“I really don’t know clouds at all”
The Cloud should not be a mystery. Even though it sounds fluffy and undefined, you’re probably using the cloud many times daily. A Google search is using the cloud. Your Facebook or LinkedIn account is in the cloud. If you use online bill payment through your bank, that’s a cloud service. And if you’re a Cornerstone customer, you’re using our private cloud to manage your subscriber accounts.
Cloud computing is simply using an internet-based computer or server to accomplish something. As the US economy continues to struggle, small businesses should be looking at the cloud as an amazing opportunity to:
- Lower costs
- Increase sales
- Improve productivity, or
- All of the above
How Cornerstone Uses the Cloud
We use cloud services to upload debit and credit card transactions for our dealers. Our allies are specialists that have built secure portals that eliminate many hours of staff time here, and provide for powerful reporting that let us quickly do our work and troubleshoot payment issues. These services really allow us to grow faster, because they allow us to focus on our core business — database management and hosted software support for our dealers.
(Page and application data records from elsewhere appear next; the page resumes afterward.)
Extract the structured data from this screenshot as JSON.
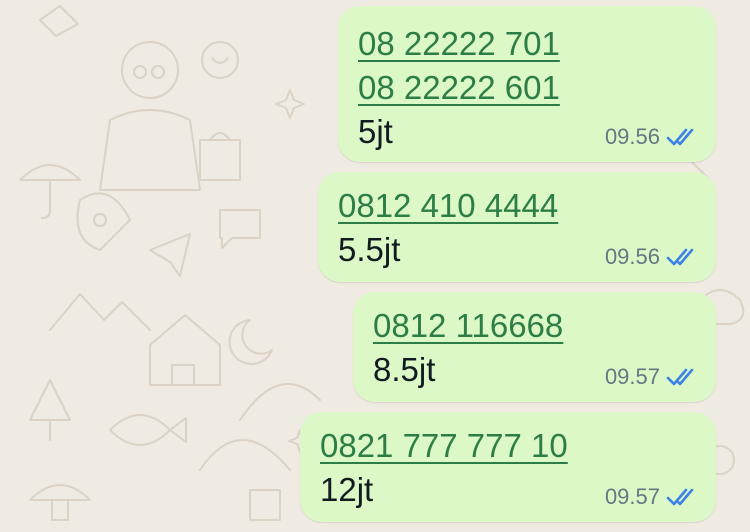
{
  "colors": {
    "bubble": "#dcf8c6",
    "link": "#2d7d46",
    "read_ticks": "#3b82e8",
    "time": "#667781",
    "wallpaper": "#efeae2"
  },
  "messages": [
    {
      "phones": [
        "08 22222 701",
        "08 22222 601"
      ],
      "text": "5jt",
      "time": "09.56",
      "status": "read-ticks-icon"
    },
    {
      "phones": [
        "0812 410 4444"
      ],
      "text": "5.5jt",
      "time": "09.56",
      "status": "read-ticks-icon"
    },
    {
      "phones": [
        "0812 116668"
      ],
      "text": "8.5jt",
      "time": "09.57",
      "status": "read-ticks-icon"
    },
    {
      "phones": [
        "0821 777 777 10"
      ],
      "text": "12jt",
      "time": "09.57",
      "status": "read-ticks-icon"
    }
  ]
}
In the end, these alliances have made it less expensive for us to deliver our services at the quality levels our customers have come to expect. It’s no different for security dealers. If you look, you WILL find cloud-based accountants, billing services, payroll services, document management services, hosted access control and video, and many others. Central stations are really ‘private cloud’ services like ours, and are increasingly updating their hosted service offerings or aligning themselves with cloud companies that end up being an extension of their monitoring centers.
The Risks of Cloud Computing
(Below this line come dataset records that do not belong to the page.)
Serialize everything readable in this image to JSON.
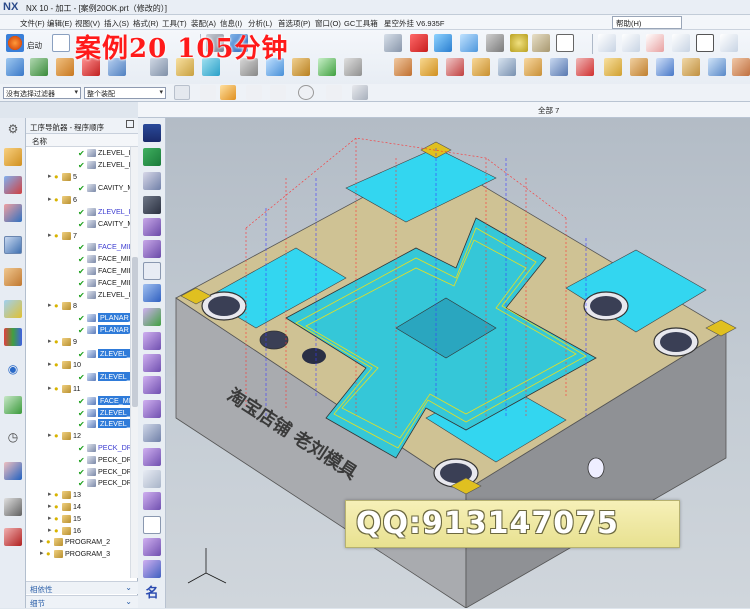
{
  "window": {
    "logo": "NX",
    "title": "NX 10 - 加工 - [案例20OK.prt（修改的）]"
  },
  "menu": {
    "items": [
      "文件(F)",
      "编辑(E)",
      "视图(V)",
      "插入(S)",
      "格式(R)",
      "工具(T)",
      "装配(A)",
      "信息(I)",
      "分析(L)",
      "首选项(P)",
      "窗口(O)",
      "GC工具箱",
      "星空外挂 V6.935F"
    ],
    "help": "帮助(H)"
  },
  "toolbar": {
    "start_label": "启动"
  },
  "watermark": {
    "text": "案例20  105分钟"
  },
  "filter": {
    "selection_filter": "没有选择过滤器",
    "assembly_scope": "整个装配"
  },
  "viewport": {
    "label": "全部 7"
  },
  "navigator": {
    "title": "工序导航器 - 程序顺序",
    "column": "名称",
    "rows": [
      {
        "indent": 2,
        "check": true,
        "text": "ZLEVEL_PRO"
      },
      {
        "indent": 2,
        "check": true,
        "text": "ZLEVEL_PRO"
      },
      {
        "indent": 1,
        "group": true,
        "text": "5"
      },
      {
        "indent": 2,
        "check": true,
        "text": "CAVITY_MILL"
      },
      {
        "indent": 1,
        "group": true,
        "text": "6"
      },
      {
        "indent": 2,
        "check": true,
        "text": "ZLEVEL_PRO",
        "blue": true
      },
      {
        "indent": 2,
        "check": true,
        "text": "CAVITY_MILL"
      },
      {
        "indent": 1,
        "group": true,
        "text": "7"
      },
      {
        "indent": 2,
        "check": true,
        "text": "FACE_MILLIN",
        "blue": true
      },
      {
        "indent": 2,
        "check": true,
        "text": "FACE_MILLIN"
      },
      {
        "indent": 2,
        "check": true,
        "text": "FACE_MILLIN"
      },
      {
        "indent": 2,
        "check": true,
        "text": "FACE_MILLIN"
      },
      {
        "indent": 2,
        "check": true,
        "text": "ZLEVEL_PRO"
      },
      {
        "indent": 1,
        "group": true,
        "text": "8"
      },
      {
        "indent": 2,
        "check": true,
        "text": "PLANAR_MIL",
        "selected": true
      },
      {
        "indent": 2,
        "check": true,
        "text": "PLANAR_MIL",
        "selected": true
      },
      {
        "indent": 1,
        "group": true,
        "text": "9"
      },
      {
        "indent": 2,
        "check": true,
        "text": "ZLEVEL_PRO",
        "selected": true
      },
      {
        "indent": 1,
        "group": true,
        "text": "10"
      },
      {
        "indent": 2,
        "check": true,
        "text": "ZLEVEL_PRO",
        "selected": true
      },
      {
        "indent": 1,
        "group": true,
        "text": "11"
      },
      {
        "indent": 2,
        "check": true,
        "text": "FACE_MILLIN",
        "selected": true
      },
      {
        "indent": 2,
        "check": true,
        "text": "ZLEVEL_PRO",
        "selected": true
      },
      {
        "indent": 2,
        "check": true,
        "text": "ZLEVEL_PRO",
        "selected": true
      },
      {
        "indent": 1,
        "group": true,
        "text": "12"
      },
      {
        "indent": 2,
        "check": true,
        "text": "PECK_DRILLI",
        "blue": true
      },
      {
        "indent": 2,
        "check": true,
        "text": "PECK_DRILLI"
      },
      {
        "indent": 2,
        "check": true,
        "text": "PECK_DRILLI"
      },
      {
        "indent": 2,
        "check": true,
        "text": "PECK_DRILLI"
      },
      {
        "indent": 1,
        "group": true,
        "text": "13"
      },
      {
        "indent": 1,
        "group": true,
        "text": "14"
      },
      {
        "indent": 1,
        "group": true,
        "text": "15"
      },
      {
        "indent": 1,
        "group": true,
        "text": "16"
      },
      {
        "indent": 0,
        "group": true,
        "text": "PROGRAM_2"
      },
      {
        "indent": 0,
        "group": true,
        "text": "PROGRAM_3"
      }
    ],
    "sections": [
      "相依性",
      "细节"
    ]
  },
  "model": {
    "engraving": "淘宝店铺 老刘模具"
  },
  "overlay": {
    "qq": "QQ:913147075"
  },
  "colors": {
    "cyan": "#33d6f0",
    "tan": "#d9c690",
    "gray": "#b4b4b4",
    "gold": "#e0c020",
    "toolpath": "#ff3030",
    "toolpath_blue": "#3a3aff"
  }
}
Of course, cloud services can involve risks. Security in the cloud is critical, but reputable cloud service companies (including Cornerstone) spend a great deal of money and time keeping the system and software locked down. Worries that “my data is ‘out there’, not on my local computer” have been addressed by most cloud-based services. In our case, you can export and email yourself all the key reports, so you can have that data locally in Excel. Good cloud services should give you a similar option – I would never want my critical data being ‘held for ransom’, and I’d never subject our dealers to that same risk.
The Benefits of the Cloud
Bottom line, cloud services – carefully chosen – should save you money, or add to your top line. In some cases, these services can help you offload certain tasks to specialists who can handle them better, and often cheaper. In other cases, these services can expand and enhance what you’re able to offer your customers – adding revenue, reducing attrition, or making your customer relationships ‘stickier.’
How are you using cloud based services in your business?